-- INFORMATION GIVEN follows --

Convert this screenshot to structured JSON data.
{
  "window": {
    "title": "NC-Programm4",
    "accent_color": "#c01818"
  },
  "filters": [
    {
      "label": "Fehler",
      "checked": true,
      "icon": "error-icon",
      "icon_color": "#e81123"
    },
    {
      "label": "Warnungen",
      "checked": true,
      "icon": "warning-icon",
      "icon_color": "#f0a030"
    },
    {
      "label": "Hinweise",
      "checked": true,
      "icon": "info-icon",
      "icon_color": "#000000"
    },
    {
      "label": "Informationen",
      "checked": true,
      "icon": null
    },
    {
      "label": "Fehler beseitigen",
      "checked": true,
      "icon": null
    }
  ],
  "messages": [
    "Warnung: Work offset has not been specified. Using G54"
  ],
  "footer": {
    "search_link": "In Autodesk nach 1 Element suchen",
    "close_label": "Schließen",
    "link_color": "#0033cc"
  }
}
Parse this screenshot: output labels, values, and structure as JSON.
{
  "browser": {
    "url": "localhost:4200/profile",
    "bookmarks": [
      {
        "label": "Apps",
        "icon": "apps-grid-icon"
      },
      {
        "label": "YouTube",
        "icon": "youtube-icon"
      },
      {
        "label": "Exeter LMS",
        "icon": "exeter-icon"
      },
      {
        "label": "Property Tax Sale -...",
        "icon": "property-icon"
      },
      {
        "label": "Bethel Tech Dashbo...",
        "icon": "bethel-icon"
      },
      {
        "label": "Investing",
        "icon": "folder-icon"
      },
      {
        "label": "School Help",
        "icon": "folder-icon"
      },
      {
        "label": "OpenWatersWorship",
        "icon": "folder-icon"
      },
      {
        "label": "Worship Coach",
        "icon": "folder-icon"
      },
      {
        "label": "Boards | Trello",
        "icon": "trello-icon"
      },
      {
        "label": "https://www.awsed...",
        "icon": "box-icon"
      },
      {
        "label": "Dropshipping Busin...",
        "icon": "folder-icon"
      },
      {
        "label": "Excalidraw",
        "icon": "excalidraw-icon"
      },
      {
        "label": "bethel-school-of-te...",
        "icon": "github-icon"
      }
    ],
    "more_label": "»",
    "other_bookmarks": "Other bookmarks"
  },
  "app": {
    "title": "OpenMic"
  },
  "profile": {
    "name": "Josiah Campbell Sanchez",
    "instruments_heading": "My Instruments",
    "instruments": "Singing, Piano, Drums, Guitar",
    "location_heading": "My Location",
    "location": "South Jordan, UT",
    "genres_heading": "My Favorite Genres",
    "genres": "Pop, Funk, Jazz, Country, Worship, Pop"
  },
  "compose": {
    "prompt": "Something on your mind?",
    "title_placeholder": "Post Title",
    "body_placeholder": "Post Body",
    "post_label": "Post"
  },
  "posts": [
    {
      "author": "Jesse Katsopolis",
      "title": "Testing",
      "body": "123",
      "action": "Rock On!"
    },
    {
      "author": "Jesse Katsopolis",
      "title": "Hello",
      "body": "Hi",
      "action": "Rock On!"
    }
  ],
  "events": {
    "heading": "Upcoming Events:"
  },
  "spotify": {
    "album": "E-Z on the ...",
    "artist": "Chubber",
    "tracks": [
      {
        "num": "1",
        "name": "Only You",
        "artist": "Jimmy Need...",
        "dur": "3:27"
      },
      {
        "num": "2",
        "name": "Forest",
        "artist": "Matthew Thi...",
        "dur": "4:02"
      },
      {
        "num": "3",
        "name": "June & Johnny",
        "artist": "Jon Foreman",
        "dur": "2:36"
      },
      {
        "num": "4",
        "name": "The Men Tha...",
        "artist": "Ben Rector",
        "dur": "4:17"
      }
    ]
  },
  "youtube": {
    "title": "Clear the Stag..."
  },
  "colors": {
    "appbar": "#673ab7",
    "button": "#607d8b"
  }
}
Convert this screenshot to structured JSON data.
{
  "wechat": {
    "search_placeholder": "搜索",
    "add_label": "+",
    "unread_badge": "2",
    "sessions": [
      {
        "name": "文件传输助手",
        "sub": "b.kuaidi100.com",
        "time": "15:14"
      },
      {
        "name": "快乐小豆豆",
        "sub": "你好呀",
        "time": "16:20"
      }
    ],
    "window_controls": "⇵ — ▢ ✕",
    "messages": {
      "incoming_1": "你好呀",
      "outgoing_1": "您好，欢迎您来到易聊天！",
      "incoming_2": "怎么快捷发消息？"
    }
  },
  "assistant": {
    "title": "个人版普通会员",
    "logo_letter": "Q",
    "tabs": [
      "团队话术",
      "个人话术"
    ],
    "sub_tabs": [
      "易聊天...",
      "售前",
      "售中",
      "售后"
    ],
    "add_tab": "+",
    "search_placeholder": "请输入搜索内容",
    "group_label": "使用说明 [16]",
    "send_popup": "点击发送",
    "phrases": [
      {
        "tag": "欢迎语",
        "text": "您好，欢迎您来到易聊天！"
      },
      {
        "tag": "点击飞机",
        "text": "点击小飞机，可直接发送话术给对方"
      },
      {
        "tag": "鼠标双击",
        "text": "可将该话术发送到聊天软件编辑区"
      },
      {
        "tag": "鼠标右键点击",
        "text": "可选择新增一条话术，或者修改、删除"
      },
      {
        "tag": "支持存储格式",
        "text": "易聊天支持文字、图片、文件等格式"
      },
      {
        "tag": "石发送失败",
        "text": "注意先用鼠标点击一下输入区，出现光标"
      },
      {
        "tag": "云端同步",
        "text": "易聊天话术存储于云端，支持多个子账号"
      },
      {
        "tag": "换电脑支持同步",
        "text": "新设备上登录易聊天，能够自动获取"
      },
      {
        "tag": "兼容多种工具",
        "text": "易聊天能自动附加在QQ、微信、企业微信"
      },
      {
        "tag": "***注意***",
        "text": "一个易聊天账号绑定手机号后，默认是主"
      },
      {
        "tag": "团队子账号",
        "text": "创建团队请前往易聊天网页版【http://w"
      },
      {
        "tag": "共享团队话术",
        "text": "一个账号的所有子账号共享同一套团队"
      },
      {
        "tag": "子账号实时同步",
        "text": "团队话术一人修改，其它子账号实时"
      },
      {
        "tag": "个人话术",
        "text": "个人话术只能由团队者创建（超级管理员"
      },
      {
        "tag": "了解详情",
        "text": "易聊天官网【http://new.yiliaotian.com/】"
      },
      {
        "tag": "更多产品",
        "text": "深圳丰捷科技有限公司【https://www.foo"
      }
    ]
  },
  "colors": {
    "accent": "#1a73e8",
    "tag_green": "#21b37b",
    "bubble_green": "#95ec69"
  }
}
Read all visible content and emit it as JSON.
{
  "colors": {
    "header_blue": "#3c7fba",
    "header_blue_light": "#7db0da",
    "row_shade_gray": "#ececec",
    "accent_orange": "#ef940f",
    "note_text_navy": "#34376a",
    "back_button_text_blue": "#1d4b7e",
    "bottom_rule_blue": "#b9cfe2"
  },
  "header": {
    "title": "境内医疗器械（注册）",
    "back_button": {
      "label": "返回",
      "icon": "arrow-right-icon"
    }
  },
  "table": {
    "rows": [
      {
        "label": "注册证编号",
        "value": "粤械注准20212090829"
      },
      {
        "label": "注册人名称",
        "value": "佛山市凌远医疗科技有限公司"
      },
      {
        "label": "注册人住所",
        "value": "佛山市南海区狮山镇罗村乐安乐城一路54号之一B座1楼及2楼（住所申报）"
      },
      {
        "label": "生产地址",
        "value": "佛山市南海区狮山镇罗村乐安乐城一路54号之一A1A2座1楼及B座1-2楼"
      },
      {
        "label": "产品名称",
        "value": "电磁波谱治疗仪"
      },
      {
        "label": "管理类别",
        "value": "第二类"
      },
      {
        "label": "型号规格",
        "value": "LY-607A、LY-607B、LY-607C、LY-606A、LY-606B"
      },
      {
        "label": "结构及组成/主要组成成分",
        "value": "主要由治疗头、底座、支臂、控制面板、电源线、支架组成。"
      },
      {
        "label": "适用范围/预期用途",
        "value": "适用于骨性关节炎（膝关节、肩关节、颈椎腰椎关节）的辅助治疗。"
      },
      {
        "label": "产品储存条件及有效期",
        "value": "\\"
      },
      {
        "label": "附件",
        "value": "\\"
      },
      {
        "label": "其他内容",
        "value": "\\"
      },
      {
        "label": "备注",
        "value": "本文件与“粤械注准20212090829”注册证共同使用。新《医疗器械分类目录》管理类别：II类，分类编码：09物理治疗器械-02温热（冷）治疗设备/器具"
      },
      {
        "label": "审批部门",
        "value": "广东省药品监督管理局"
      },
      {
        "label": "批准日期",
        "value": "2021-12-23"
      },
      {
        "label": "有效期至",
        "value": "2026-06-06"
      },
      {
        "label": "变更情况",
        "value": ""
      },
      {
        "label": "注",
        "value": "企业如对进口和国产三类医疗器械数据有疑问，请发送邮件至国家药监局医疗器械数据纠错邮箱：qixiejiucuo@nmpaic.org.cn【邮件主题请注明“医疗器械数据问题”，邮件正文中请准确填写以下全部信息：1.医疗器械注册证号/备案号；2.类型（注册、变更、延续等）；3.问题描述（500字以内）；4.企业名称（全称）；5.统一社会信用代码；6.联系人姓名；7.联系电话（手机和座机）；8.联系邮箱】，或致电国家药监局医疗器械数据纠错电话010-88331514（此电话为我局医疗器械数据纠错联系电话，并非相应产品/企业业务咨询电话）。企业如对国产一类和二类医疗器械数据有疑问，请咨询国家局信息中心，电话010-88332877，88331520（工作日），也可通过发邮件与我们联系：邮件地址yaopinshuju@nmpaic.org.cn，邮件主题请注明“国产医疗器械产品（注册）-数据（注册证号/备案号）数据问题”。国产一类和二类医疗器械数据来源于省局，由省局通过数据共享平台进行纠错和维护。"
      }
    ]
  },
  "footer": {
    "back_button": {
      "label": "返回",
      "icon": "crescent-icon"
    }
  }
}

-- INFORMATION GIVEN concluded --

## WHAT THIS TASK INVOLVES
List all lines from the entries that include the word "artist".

## WRITTEN ANSWER
    "artist": "Chubber",
        "artist": "Jimmy Need...",
        "artist": "Matthew Thi...",
        "artist": "Jon Foreman",
        "artist": "Ben Rector",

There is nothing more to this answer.